To the non-coverage lawyer, a statute might seem to perfectly answer the question. Ohio Revised Code Section 3937.182 plainly states that no insurance policy for automobiles, motor vehicles, causality, or liability insurance covered by sections 3937.01 through 3937.17 of the Revised Code shall provide coverage for judgments or claims against an insured for punitive or exemplary damages. R.C. 3937.182(B). While there are some exceptions, Ohio Revised Code Sections 3937.01 through 3937.17 apply to many types of insurance policies issued in Ohio, and would appear to settle the question.

It is evident, however, that Ohio courts do not construe the statute as broadly as one might expect. Multiple Ohio state and federal courts have ruled that “Ohio law does not prohibit insurance coverage of punitive damages in all cases.” Foster v. D.B.S. Collection Agency, S.D. Ohio No. 01-CV-514, 2008 WL 755082 (March 20, 2008) (citing The Corinthian v. Hartford Fire Insurance Company, 143 Ohio App.3d 392 (8th Dist. 2001)). Essentially, the determination of whether a punitive damages award is insurable is based on the grounds upon which punitive damages were awarded. For example, Ohio courts typically agree that when punitive damages are awarded after a finding of malice or ill will, public policy prohibits insurance coverage of those damages. Ohio courts also have consistently held that because punitive damages are assessed for punishment and not compensation, “a positive element of conscious wrongdoing is always required.”

The intersection of R.C. 3937.182(B), public policy considerations, and the terms of the insurance policy is on display in a case currently pending in the Ohio Supreme Court. In World Harvest Church v. Grange Mut. Cas. Co., an insured claimed its insurer was obligated to indemnify punitive damages awarded against it directly and secondarily from a personal injury lawsuit. World Harvest Church v. Grange Mut. Cas. Co., 10th Dist. No 13AP-290, 2013 WL 6843615 (Dec. 24, 2013).

The 10th District Court of Appeals cited several reasons why the insurer had no duty to provide coverage for punitive damages awarded against the insured. Three of the most important were:

  • The court cited R.C. 3937.182(B) and stated that commercial general liability and commercial umbrella policies are policies covered by that statute. Because the statute applied to the policies at issue in the case, the insurer was prohibited from providing coverage for punitive damages.
  • The court further explained that public policy prevents insurance agreements from insuring punitive damages stemming from an insured’s malicious conduct.
  • The court also noted that the commercial umbrella policy included an endorsement expressly excluding insurance coverage for punitive damages.

While the sum of this reasoning was that the punitive damages were not insurable in this case, the opinion was not precise with respect to which of these factors was the most persuasive and/or necessary to reach the decision.
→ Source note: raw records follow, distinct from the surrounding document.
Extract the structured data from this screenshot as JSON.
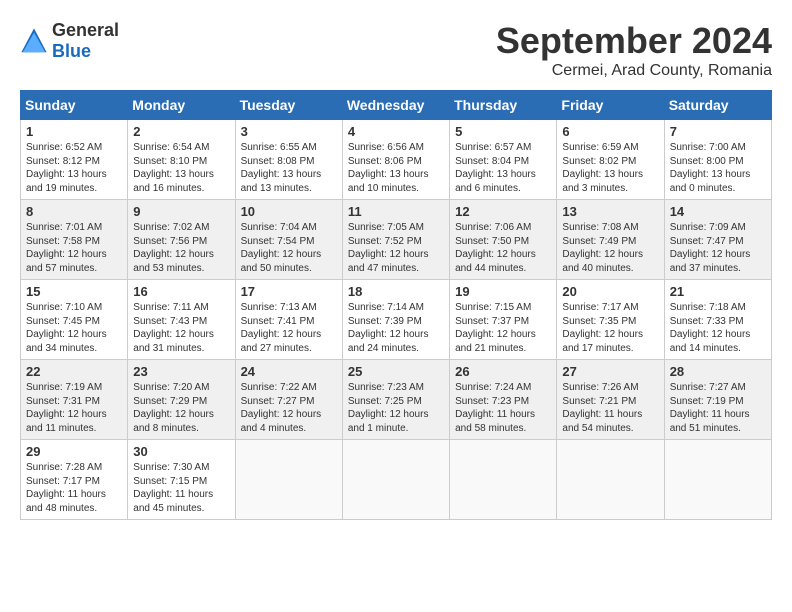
{
  "header": {
    "logo_general": "General",
    "logo_blue": "Blue",
    "month_year": "September 2024",
    "location": "Cermei, Arad County, Romania"
  },
  "weekdays": [
    "Sunday",
    "Monday",
    "Tuesday",
    "Wednesday",
    "Thursday",
    "Friday",
    "Saturday"
  ],
  "weeks": [
    [
      {
        "day": "1",
        "sunrise": "6:52 AM",
        "sunset": "8:12 PM",
        "daylight": "13 hours and 19 minutes."
      },
      {
        "day": "2",
        "sunrise": "6:54 AM",
        "sunset": "8:10 PM",
        "daylight": "13 hours and 16 minutes."
      },
      {
        "day": "3",
        "sunrise": "6:55 AM",
        "sunset": "8:08 PM",
        "daylight": "13 hours and 13 minutes."
      },
      {
        "day": "4",
        "sunrise": "6:56 AM",
        "sunset": "8:06 PM",
        "daylight": "13 hours and 10 minutes."
      },
      {
        "day": "5",
        "sunrise": "6:57 AM",
        "sunset": "8:04 PM",
        "daylight": "13 hours and 6 minutes."
      },
      {
        "day": "6",
        "sunrise": "6:59 AM",
        "sunset": "8:02 PM",
        "daylight": "13 hours and 3 minutes."
      },
      {
        "day": "7",
        "sunrise": "7:00 AM",
        "sunset": "8:00 PM",
        "daylight": "13 hours and 0 minutes."
      }
    ],
    [
      {
        "day": "8",
        "sunrise": "7:01 AM",
        "sunset": "7:58 PM",
        "daylight": "12 hours and 57 minutes."
      },
      {
        "day": "9",
        "sunrise": "7:02 AM",
        "sunset": "7:56 PM",
        "daylight": "12 hours and 53 minutes."
      },
      {
        "day": "10",
        "sunrise": "7:04 AM",
        "sunset": "7:54 PM",
        "daylight": "12 hours and 50 minutes."
      },
      {
        "day": "11",
        "sunrise": "7:05 AM",
        "sunset": "7:52 PM",
        "daylight": "12 hours and 47 minutes."
      },
      {
        "day": "12",
        "sunrise": "7:06 AM",
        "sunset": "7:50 PM",
        "daylight": "12 hours and 44 minutes."
      },
      {
        "day": "13",
        "sunrise": "7:08 AM",
        "sunset": "7:49 PM",
        "daylight": "12 hours and 40 minutes."
      },
      {
        "day": "14",
        "sunrise": "7:09 AM",
        "sunset": "7:47 PM",
        "daylight": "12 hours and 37 minutes."
      }
    ],
    [
      {
        "day": "15",
        "sunrise": "7:10 AM",
        "sunset": "7:45 PM",
        "daylight": "12 hours and 34 minutes."
      },
      {
        "day": "16",
        "sunrise": "7:11 AM",
        "sunset": "7:43 PM",
        "daylight": "12 hours and 31 minutes."
      },
      {
        "day": "17",
        "sunrise": "7:13 AM",
        "sunset": "7:41 PM",
        "daylight": "12 hours and 27 minutes."
      },
      {
        "day": "18",
        "sunrise": "7:14 AM",
        "sunset": "7:39 PM",
        "daylight": "12 hours and 24 minutes."
      },
      {
        "day": "19",
        "sunrise": "7:15 AM",
        "sunset": "7:37 PM",
        "daylight": "12 hours and 21 minutes."
      },
      {
        "day": "20",
        "sunrise": "7:17 AM",
        "sunset": "7:35 PM",
        "daylight": "12 hours and 17 minutes."
      },
      {
        "day": "21",
        "sunrise": "7:18 AM",
        "sunset": "7:33 PM",
        "daylight": "12 hours and 14 minutes."
      }
    ],
    [
      {
        "day": "22",
        "sunrise": "7:19 AM",
        "sunset": "7:31 PM",
        "daylight": "12 hours and 11 minutes."
      },
      {
        "day": "23",
        "sunrise": "7:20 AM",
        "sunset": "7:29 PM",
        "daylight": "12 hours and 8 minutes."
      },
      {
        "day": "24",
        "sunrise": "7:22 AM",
        "sunset": "7:27 PM",
        "daylight": "12 hours and 4 minutes."
      },
      {
        "day": "25",
        "sunrise": "7:23 AM",
        "sunset": "7:25 PM",
        "daylight": "12 hours and 1 minute."
      },
      {
        "day": "26",
        "sunrise": "7:24 AM",
        "sunset": "7:23 PM",
        "daylight": "11 hours and 58 minutes."
      },
      {
        "day": "27",
        "sunrise": "7:26 AM",
        "sunset": "7:21 PM",
        "daylight": "11 hours and 54 minutes."
      },
      {
        "day": "28",
        "sunrise": "7:27 AM",
        "sunset": "7:19 PM",
        "daylight": "11 hours and 51 minutes."
      }
    ],
    [
      {
        "day": "29",
        "sunrise": "7:28 AM",
        "sunset": "7:17 PM",
        "daylight": "11 hours and 48 minutes."
      },
      {
        "day": "30",
        "sunrise": "7:30 AM",
        "sunset": "7:15 PM",
        "daylight": "11 hours and 45 minutes."
      },
      null,
      null,
      null,
      null,
      null
    ]
  ]
}
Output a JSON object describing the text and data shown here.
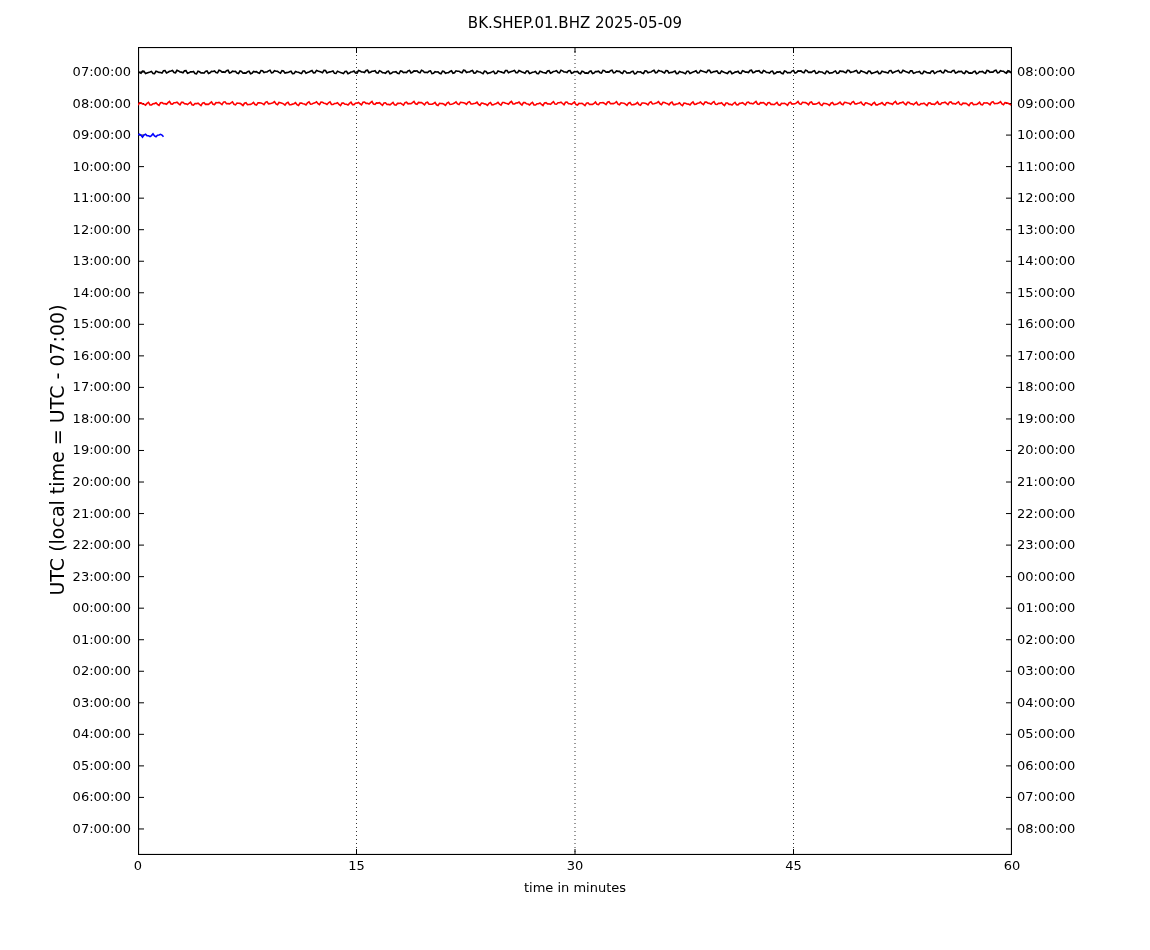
{
  "title": "BK.SHEP.01.BHZ 2025-05-09",
  "ylabel": "UTC (local time = UTC - 07:00)",
  "xlabel": "time in minutes",
  "xticks": [
    "0",
    "15",
    "30",
    "45",
    "60"
  ],
  "rows": [
    {
      "left": "07:00:00",
      "right": "08:00:00"
    },
    {
      "left": "08:00:00",
      "right": "09:00:00"
    },
    {
      "left": "09:00:00",
      "right": "10:00:00"
    },
    {
      "left": "10:00:00",
      "right": "11:00:00"
    },
    {
      "left": "11:00:00",
      "right": "12:00:00"
    },
    {
      "left": "12:00:00",
      "right": "13:00:00"
    },
    {
      "left": "13:00:00",
      "right": "14:00:00"
    },
    {
      "left": "14:00:00",
      "right": "15:00:00"
    },
    {
      "left": "15:00:00",
      "right": "16:00:00"
    },
    {
      "left": "16:00:00",
      "right": "17:00:00"
    },
    {
      "left": "17:00:00",
      "right": "18:00:00"
    },
    {
      "left": "18:00:00",
      "right": "19:00:00"
    },
    {
      "left": "19:00:00",
      "right": "20:00:00"
    },
    {
      "left": "20:00:00",
      "right": "21:00:00"
    },
    {
      "left": "21:00:00",
      "right": "22:00:00"
    },
    {
      "left": "22:00:00",
      "right": "23:00:00"
    },
    {
      "left": "23:00:00",
      "right": "00:00:00"
    },
    {
      "left": "00:00:00",
      "right": "01:00:00"
    },
    {
      "left": "01:00:00",
      "right": "02:00:00"
    },
    {
      "left": "02:00:00",
      "right": "03:00:00"
    },
    {
      "left": "03:00:00",
      "right": "04:00:00"
    },
    {
      "left": "04:00:00",
      "right": "05:00:00"
    },
    {
      "left": "05:00:00",
      "right": "06:00:00"
    },
    {
      "left": "06:00:00",
      "right": "07:00:00"
    },
    {
      "left": "07:00:00",
      "right": "08:00:00"
    }
  ],
  "traces": [
    {
      "color": "#000000",
      "level": 1
    },
    {
      "color": "#ff0000",
      "level": 1
    },
    {
      "color": "#0000ff",
      "level": 0.03
    }
  ]
}
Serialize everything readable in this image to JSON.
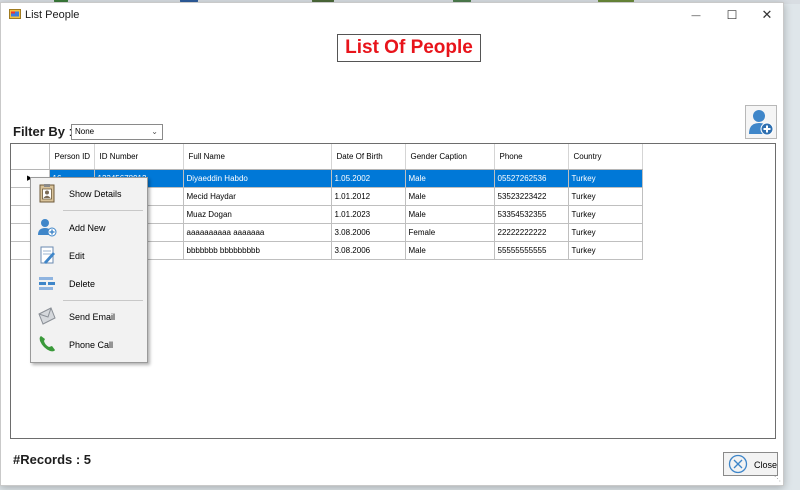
{
  "window": {
    "title": "List People",
    "minimize_glyph": "—",
    "maximize_glyph": "☐",
    "close_glyph": "✕"
  },
  "header": {
    "title": "List Of People"
  },
  "filter": {
    "label": "Filter By",
    "colon": " :",
    "selected": "None"
  },
  "grid": {
    "columns": [
      "Person ID",
      "ID Number",
      "Full Name",
      "Date Of Birth",
      "Gender Caption",
      "Phone",
      "Country"
    ],
    "rows": [
      [
        "16",
        "12345678912",
        "Diyaeddin Habdo",
        "1.05.2002",
        "Male",
        "05527262536",
        "Turkey"
      ],
      [
        "",
        "",
        "Mecid Haydar",
        "1.01.2012",
        "Male",
        "53523223422",
        "Turkey"
      ],
      [
        "",
        "",
        "Muaz Dogan",
        "1.01.2023",
        "Male",
        "53354532355",
        "Turkey"
      ],
      [
        "",
        "",
        "aaaaaaaaaa aaaaaaa",
        "3.08.2006",
        "Female",
        "22222222222",
        "Turkey"
      ],
      [
        "",
        "",
        "bbbbbbb bbbbbbbbb",
        "3.08.2006",
        "Male",
        "55555555555",
        "Turkey"
      ]
    ],
    "selected_row": 0,
    "selection_color": "#0078d7"
  },
  "context_menu": {
    "items": [
      {
        "label": "Show Details",
        "icon": "contact-card-icon"
      },
      {
        "label": "Add New",
        "icon": "add-person-icon"
      },
      {
        "label": "Edit",
        "icon": "edit-document-icon"
      },
      {
        "label": "Delete",
        "icon": "delete-rows-icon"
      },
      {
        "label": "Send Email",
        "icon": "email-icon"
      },
      {
        "label": "Phone Call",
        "icon": "phone-icon"
      }
    ]
  },
  "footer": {
    "records_label": "#Records : 5",
    "close_label": "Close"
  },
  "colors": {
    "heading_text": "#e8141b",
    "selection": "#0078d7"
  }
}
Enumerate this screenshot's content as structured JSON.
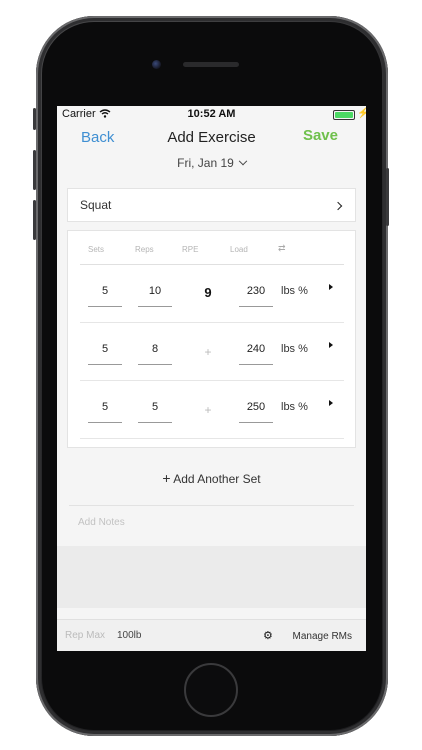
{
  "status": {
    "carrier": "Carrier",
    "time": "10:52 AM",
    "battery_level": 1.0
  },
  "nav": {
    "back_label": "Back",
    "title": "Add Exercise",
    "save_label": "Save"
  },
  "date": {
    "label": "Fri, Jan 19"
  },
  "exercise": {
    "name": "Squat"
  },
  "table": {
    "headers": [
      "Sets",
      "Reps",
      "RPE",
      "Load"
    ],
    "rows": [
      {
        "sets": "5",
        "reps": "10",
        "rpe": "9",
        "load": "230",
        "units": "lbs %"
      },
      {
        "sets": "5",
        "reps": "8",
        "rpe": "+",
        "load": "240",
        "units": "lbs %"
      },
      {
        "sets": "5",
        "reps": "5",
        "rpe": "+",
        "load": "250",
        "units": "lbs %"
      }
    ]
  },
  "actions": {
    "add_set_plus": "+",
    "add_set_label": "Add Another Set",
    "notes_placeholder": "Add Notes"
  },
  "footer": {
    "rep_max_label": "Rep Max",
    "rep_max_value": "100lb",
    "manage_label": "Manage RMs"
  },
  "colors": {
    "accent_blue": "#3f8fd2",
    "save_green": "#6fc04c",
    "battery_green": "#4cd964"
  },
  "icons": [
    "wifi-icon",
    "battery-icon",
    "chevron-down-icon",
    "chevron-right-icon",
    "swap-icon",
    "play-triangle-icon",
    "gear-icon"
  ]
}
Would the result be the same if R.C. 3937.182(B) applied to the policies, but the punitive damages claim did not stem from the insured’s own malicious conduct?

This and other questions could possibly have been answered by the Ohio Supreme Court. The insurer in World Harvest Church appealed the 10th Appellate District’s ruling on other issues in the case. The insured filed a cross appeal. Two of the several propositions of law included in the insured’s cross appeal were:

  • When an insurance policy provides coverage for punitive damages, the insured is entitled to be indemnified for a punitive damage award returned against it even if such coverage was issued in violation of R.C. 3837.182.
  • The public policy of Ohio allows for insurance coverage for punitive damages when an insured entity is found liable for punitive damages not because of the conduct of a person with a significant ownership or managerial role, but because of the insured's legal responsibility for the acts of another.

Unfortunately for those looking for more clarity on this issue, the Ohio Supreme Court declined to accept jurisdiction over the insured’s cross appeal while accepting jurisdiction based on the insurer’s appeal on other issues.

So where does this leave Ohio policyholders? In Ohio, punitive damages are usually awarded in two situations: (1) when a plaintiff proves that the wrongdoer acted with actual malice; or, (2) when another legal basis exists, such as a statutory provision, for imposing punitive damages. Public policy prevents insurance coverage for punitive damages that result from a finding of malice. However, a policyholder may obtain insurance coverage for punitive damages when there is an absence of ill will by the insured. Policyholders are well-served to engage competent coverage counsel early in order to effectively advocate for coverage for punitive damages that do not include a finding of “malice.”